LESS YIELD MORE PESTS “no difference in phenolic acids…”
Food Chem. 2014 Feb 15;145:903-9. doi: 10.1016/j.foodchem.2013.09.011. Epub 2013 Sep 11.
The objectives of this two-year research were to study the impact of two different farming types, conventional and organic, on the yield and sensory properties of five Lithuanian varieties of potato tuber. The parameters and properties examined were: phenolic acids; dry matter and starch content; and the spread and intensity of Phytophthora infestans growth. It was determined that potato yield fluctuates with the variety, but for conventional farming it is significantly (p<0.05) higher than that obtained by organic farming. The farming type has no significant effect (p>0.05) on the content of phenolic acids. No significant effect (p>0.05) of farming type on dry matter and starch content, or sensory properties was found. No significant relation (p>0.05) was found between the content of phenolic acids and P. infestans spread. The spread of P. infestans was faster and infection was heavier in organically grown potatoes.
- 2013 Apr;103(4):381-8. doi: 10.1094/PHYTO-04-12-0072-FI.
A two-phase experiment was conducted twice to investigate the effects of soil management on movement of Salmonella enterica Typhimurium in tomato plants. In the first phase, individual leaflets of 84 tomato plants grown in conventional or organic soils were dip inoculated two to four times before fruiting with either of two Salmonella Typhimurium strains (10(9) CFU/ml; 0.025% [vol/vol] Silwet L-77). Inoculated and adjacent leaflets were tested for Salmonella spp. densities for 30 days after each inoculation. Endophytic bacterial communities were characterized by polymerase chain reaction denaturing gradient gel electrophoresis before and after inoculation. Fruit and seed were examined for Salmonella spp. incidence. In phase 2, extracted seed were planted in conventional soil, and contamination of leaves and fruit of the second generation was checked. More Salmonella spp. survived in inoculated leaves on plants grown in conventional than in organic soil. The soil management effect on Salmonella spp. survival was confirmed for tomato plants grown in two additional pairs of soils. Endophytic bacterial diversities of tomato plants grown in conventional soils were significantly lower than those in organic soils. All contaminated fruit (1%) were from tomato plants grown in conventional soil. Approximately 5% of the seed from infested fruit were internally contaminated. No Salmonella sp. was detected in plants grown from contaminated seed.

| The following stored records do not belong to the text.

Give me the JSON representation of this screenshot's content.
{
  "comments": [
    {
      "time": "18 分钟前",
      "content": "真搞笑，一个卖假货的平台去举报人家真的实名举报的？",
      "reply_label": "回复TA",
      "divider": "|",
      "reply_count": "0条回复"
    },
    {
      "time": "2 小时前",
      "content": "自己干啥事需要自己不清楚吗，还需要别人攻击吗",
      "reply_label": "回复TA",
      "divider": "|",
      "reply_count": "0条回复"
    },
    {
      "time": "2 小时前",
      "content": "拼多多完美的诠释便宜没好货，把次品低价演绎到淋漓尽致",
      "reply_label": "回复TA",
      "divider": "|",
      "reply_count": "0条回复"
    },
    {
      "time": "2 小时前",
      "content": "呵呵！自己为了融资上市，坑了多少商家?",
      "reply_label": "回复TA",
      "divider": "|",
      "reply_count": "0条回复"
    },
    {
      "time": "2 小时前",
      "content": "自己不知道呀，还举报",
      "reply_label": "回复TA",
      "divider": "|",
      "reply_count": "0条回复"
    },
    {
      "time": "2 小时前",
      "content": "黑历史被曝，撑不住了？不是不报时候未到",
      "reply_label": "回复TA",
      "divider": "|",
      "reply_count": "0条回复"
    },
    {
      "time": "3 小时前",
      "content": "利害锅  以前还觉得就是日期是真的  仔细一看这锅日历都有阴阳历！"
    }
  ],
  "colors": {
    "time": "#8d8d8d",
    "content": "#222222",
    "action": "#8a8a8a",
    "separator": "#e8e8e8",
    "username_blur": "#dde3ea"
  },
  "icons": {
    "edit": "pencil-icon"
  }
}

PMID: 23506364 [PubMed – indexed for MEDLINE] Free full text
Acta Chim Slov. 2013;60(1):19-25.
As the nutritional quality of food is becoming increasingly more important for consumers, significant attention needs to be devoted to agricultural practices and their influences on the nutrient contents in food. The presented investigation studied the mineral contents and antioxidant activities in the fruits of four organically-grown strawberry cultivars ‘St. Pierre’, ‘Elsanta’, ‘Sugar Lia’ and ‘Thuchampion’ when compared to those of integrated-grown plants. The strawberries were digested and analyzed for K, Mg, Fe, Zn, Cu, and Mn using an atomic absorption spectrometer, whilst P was analyzed using a vanadate-molybdate method. In addition, antioxidant activity was estimated by using the ABTS assay. The results showed that the mineral contents and antioxidant activities in strawberries depends on the cultivar, and its production system. Organically-grown fruits showed higher antioxidant activities and Cu content than the integrated fruits, whilst the integrated fruits were superior in their contents of P, K, Mg, Fe and Mn. All the cultivars showed similar Zn content, probably reflecting the fact that the Zn content in strawberries does not depend on the cultivar.

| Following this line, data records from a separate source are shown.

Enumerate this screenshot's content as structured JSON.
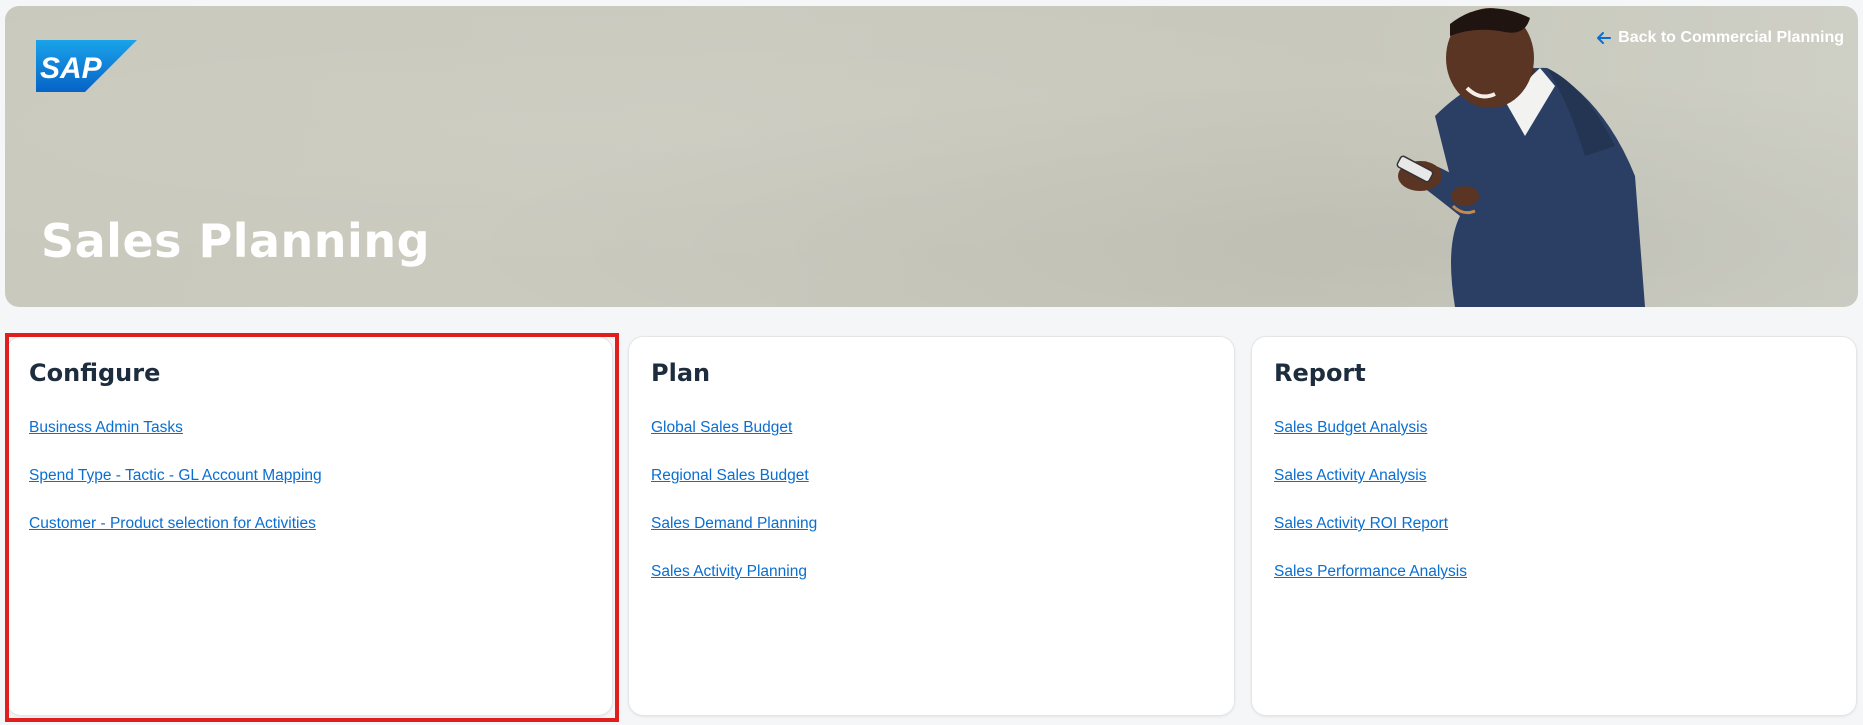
{
  "header": {
    "title": "Sales Planning",
    "back_link": "Back to Commercial Planning",
    "logo_text": "SAP"
  },
  "cards": {
    "configure": {
      "title": "Configure",
      "links": [
        "Business Admin Tasks",
        "Spend Type - Tactic - GL Account Mapping",
        "Customer - Product selection for Activities"
      ]
    },
    "plan": {
      "title": "Plan",
      "links": [
        "Global Sales Budget",
        "Regional Sales Budget",
        "Sales Demand Planning",
        "Sales Activity Planning"
      ]
    },
    "report": {
      "title": "Report",
      "links": [
        "Sales Budget Analysis",
        "Sales Activity Analysis",
        "Sales Activity ROI Report",
        "Sales Performance Analysis"
      ]
    }
  },
  "colors": {
    "link": "#0a6ed1",
    "highlight": "#e01e1e",
    "sap_blue": "#0a7fd6"
  },
  "icons": {
    "back": "arrow-left-icon"
  }
}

PMID: 23841328 [PubMed – indexed for MEDLINE]
THE BOTTOM LINE
Since a picture is worth 1000 words, here is what birds think about organic vs. pesticides (GMO)
corn left on the cobb out free for the nibbling.
That gives us food for thought!